There has been a growing focus in the area of corporate governance given the numerous and very significant financial events that have happened over the last 15 years like the collapse of Enron, Worldcom, and Tyco as well as the excessive risk taken by the biggest investment banks in the world. Legislation has been passed (Sarbanes Oxley Act of 2002 and Dodd-Frank Wall Street Reform and Consumer Protection Act of 2010) and now mutual fund companies are exercising the authority they have on behalf of their shareholders to make sure that the best interests are always in mind of corporate management.

In a recent Reuters article, it was mentioned that Dimensional Fund Advisors (DFA) has put corporate directors on notice -- if they vote in favor of “poison pill” anti-takeover measures without shareholder approval, they will be blacklisted. For those who are unfamiliar with the term, a “poison pill” is a defensive tactic used by a corporation’s board of directors to prevent some type of takeover, usually by making the value of their stock less attractive. In other words, try to takeover a business and we will ruin it for you. Popular “poison pills” include allowing existing shareholders to purchase more shares of the company at a significant discount to market price or allowing current shareholders to buy the acquiring company’s shares at a discounted price after the merger happens. Either way, the acquiring company’s potential ownership gets diluted.
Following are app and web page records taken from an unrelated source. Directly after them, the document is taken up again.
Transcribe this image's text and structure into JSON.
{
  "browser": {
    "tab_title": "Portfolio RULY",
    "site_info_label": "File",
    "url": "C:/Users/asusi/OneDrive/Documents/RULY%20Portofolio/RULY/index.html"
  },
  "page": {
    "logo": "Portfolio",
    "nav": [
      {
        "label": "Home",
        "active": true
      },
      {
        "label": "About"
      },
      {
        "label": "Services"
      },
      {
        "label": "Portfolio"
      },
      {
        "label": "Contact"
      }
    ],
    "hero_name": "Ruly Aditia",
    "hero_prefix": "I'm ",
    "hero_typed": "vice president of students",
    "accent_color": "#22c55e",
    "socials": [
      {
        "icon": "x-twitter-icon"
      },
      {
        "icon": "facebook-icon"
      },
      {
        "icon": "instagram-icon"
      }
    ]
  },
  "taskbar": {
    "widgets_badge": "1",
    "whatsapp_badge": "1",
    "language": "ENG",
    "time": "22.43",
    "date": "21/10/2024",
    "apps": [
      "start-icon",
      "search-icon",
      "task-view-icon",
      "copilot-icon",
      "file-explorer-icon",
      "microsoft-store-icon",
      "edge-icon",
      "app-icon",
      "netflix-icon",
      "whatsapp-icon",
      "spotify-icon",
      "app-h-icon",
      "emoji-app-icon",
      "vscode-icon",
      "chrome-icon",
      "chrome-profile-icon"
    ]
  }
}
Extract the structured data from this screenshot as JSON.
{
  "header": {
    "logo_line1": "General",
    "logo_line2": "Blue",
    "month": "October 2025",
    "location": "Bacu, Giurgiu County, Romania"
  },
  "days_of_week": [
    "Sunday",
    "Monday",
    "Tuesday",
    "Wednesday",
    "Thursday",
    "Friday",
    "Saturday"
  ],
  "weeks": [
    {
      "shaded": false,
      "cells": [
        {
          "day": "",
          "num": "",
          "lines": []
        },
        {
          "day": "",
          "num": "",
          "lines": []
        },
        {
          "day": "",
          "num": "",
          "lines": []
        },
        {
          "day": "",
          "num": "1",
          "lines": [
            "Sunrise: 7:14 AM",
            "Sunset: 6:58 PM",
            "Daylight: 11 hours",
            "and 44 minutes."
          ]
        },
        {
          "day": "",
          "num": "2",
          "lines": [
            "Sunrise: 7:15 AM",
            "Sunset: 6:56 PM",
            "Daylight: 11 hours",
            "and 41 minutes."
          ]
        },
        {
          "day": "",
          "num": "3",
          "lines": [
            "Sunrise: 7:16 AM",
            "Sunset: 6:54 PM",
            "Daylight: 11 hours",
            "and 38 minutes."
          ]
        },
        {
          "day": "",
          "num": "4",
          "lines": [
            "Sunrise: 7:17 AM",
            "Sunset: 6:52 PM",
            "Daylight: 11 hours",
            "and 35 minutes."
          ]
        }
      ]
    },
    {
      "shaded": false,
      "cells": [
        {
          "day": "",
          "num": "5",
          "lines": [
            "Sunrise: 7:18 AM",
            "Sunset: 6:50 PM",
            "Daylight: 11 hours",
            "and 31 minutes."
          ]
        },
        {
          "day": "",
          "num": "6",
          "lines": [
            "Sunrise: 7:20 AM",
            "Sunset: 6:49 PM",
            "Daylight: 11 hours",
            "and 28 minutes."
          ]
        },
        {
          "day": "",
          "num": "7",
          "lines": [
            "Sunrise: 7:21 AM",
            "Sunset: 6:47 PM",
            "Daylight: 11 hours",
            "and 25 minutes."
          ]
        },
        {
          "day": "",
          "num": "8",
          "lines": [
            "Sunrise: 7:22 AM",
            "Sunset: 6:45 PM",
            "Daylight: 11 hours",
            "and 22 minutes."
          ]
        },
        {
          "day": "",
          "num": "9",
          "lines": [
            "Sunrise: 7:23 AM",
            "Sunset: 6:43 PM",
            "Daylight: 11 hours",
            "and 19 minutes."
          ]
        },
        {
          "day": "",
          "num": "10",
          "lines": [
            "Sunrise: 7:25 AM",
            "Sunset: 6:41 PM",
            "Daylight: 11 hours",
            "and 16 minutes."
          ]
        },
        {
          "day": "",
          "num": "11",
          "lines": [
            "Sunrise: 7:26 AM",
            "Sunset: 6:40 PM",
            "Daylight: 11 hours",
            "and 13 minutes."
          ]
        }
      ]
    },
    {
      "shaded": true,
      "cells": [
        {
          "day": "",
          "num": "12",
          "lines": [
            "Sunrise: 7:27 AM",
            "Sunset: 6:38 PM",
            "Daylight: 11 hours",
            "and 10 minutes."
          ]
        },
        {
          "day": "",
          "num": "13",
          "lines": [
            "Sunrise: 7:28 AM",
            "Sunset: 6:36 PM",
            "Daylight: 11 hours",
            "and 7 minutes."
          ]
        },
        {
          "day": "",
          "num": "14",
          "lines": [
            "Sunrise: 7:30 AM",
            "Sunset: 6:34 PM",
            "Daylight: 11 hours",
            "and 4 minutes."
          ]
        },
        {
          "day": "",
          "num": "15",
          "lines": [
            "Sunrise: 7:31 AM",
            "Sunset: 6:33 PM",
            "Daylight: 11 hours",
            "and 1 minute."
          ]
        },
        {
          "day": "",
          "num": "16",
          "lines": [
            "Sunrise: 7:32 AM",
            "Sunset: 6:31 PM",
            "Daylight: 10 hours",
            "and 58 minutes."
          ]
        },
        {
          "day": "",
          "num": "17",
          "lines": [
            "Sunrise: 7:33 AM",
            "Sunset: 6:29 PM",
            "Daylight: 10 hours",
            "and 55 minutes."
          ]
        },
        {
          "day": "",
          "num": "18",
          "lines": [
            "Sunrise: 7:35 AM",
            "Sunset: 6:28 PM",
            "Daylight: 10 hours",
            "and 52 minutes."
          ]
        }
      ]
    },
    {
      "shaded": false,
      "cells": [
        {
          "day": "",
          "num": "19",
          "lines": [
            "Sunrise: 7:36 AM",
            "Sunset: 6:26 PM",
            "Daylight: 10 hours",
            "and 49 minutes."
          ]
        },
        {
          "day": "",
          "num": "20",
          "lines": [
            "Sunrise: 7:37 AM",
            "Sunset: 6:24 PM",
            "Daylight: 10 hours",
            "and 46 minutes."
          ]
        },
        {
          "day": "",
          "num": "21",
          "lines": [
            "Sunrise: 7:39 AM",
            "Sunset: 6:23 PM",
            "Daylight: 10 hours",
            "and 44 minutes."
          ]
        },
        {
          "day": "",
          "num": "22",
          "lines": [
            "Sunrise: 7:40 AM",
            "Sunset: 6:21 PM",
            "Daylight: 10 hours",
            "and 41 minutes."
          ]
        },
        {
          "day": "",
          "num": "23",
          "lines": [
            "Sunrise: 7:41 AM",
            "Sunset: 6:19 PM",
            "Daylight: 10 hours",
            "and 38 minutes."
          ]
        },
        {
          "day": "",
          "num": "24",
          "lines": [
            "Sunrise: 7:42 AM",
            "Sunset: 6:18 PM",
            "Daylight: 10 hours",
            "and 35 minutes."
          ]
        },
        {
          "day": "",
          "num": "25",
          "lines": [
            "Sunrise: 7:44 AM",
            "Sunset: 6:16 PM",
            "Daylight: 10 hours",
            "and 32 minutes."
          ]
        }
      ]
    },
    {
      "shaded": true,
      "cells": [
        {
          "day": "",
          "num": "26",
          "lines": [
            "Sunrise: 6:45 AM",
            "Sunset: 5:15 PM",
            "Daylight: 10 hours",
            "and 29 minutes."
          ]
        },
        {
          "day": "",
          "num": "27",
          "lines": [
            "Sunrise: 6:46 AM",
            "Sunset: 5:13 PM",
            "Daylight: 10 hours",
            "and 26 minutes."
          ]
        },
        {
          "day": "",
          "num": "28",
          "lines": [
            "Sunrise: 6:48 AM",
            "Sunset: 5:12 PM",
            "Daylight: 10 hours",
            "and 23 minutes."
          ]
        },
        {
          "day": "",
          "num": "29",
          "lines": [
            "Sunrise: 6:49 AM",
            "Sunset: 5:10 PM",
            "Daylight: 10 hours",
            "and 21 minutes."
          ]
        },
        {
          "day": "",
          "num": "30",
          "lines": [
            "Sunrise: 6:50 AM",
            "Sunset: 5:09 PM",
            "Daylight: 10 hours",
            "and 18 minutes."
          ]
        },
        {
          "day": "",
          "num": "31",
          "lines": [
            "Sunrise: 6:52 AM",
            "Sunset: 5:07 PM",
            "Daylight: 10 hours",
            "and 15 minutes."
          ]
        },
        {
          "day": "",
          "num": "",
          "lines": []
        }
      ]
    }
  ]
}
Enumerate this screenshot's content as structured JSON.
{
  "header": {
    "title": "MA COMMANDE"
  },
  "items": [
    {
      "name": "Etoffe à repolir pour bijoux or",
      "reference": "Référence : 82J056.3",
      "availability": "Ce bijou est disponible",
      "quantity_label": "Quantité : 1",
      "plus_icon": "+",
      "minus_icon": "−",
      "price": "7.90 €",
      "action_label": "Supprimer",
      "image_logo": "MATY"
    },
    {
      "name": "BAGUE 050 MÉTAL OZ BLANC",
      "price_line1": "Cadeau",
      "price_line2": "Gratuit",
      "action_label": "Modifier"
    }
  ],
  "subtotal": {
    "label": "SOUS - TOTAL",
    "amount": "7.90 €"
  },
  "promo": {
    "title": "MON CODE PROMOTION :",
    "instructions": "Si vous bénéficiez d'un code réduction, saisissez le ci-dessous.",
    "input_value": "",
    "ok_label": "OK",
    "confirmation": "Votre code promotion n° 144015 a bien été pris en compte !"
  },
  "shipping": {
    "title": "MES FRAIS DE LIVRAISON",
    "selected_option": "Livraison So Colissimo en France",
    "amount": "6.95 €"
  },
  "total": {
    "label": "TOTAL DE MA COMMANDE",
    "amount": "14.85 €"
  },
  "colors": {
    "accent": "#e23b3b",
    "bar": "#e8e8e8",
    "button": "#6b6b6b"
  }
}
DFA’s stance might seem strong, but the explanation is very simple. According to Joseph Chi, DFA’s co-head of portfolio management, “DFA is worried that companies too often use measures to deter acquirers and shareholders activists who could benefit shareholders.” The real issue at hand is not the fact that “poison pill” exists; rather, it is more about voting for one without shareholder consent. Since the board of directors of any corporation is there to look out for the best interest of their shareholders, it automatically creates a conflict of interest. Should shareholders as a whole vote for a “poison pill,” then there is not a conflict.

Since DFA’s public announcement of their stance, companies such as Sonus Networks have removed the poison pill provision. Although DFA’s campaign will target approximately 250 companies, some may be slower to act than others. Jack Schuler, a board member of a number of publicly traded companies stated, “I can’t imagine other investors will say, ‘I am going to vote against this director even though I like what they are doing with the company.’” This brings up an interesting conundrum from the perspective of the investor. Even though a board member may be running things efficiently, there is always a provision that possibly protects their interest versus that of the shareholder. If a board member was firmly out to do what is best for the shareholder, they would possibly embrace change when change is needed, or at least ask for permission on behalf of all shareholders for the provision.

As a money manager, DFA is out to increase the overall wealth of their investors. Corporate governance plays a crucial role in furthering that aim. Board members should always be sitting on the same side of the table as their shareholders and any provision without consent is a direct conflict of interest. This, among many others, is why IFA likes to partner with fund companies such as DFA. Not only do they bring value through their academic research and outstanding implementation, but they also advocate for their investors when it comes to keeping corporate America aligned with those they are supposed to serve.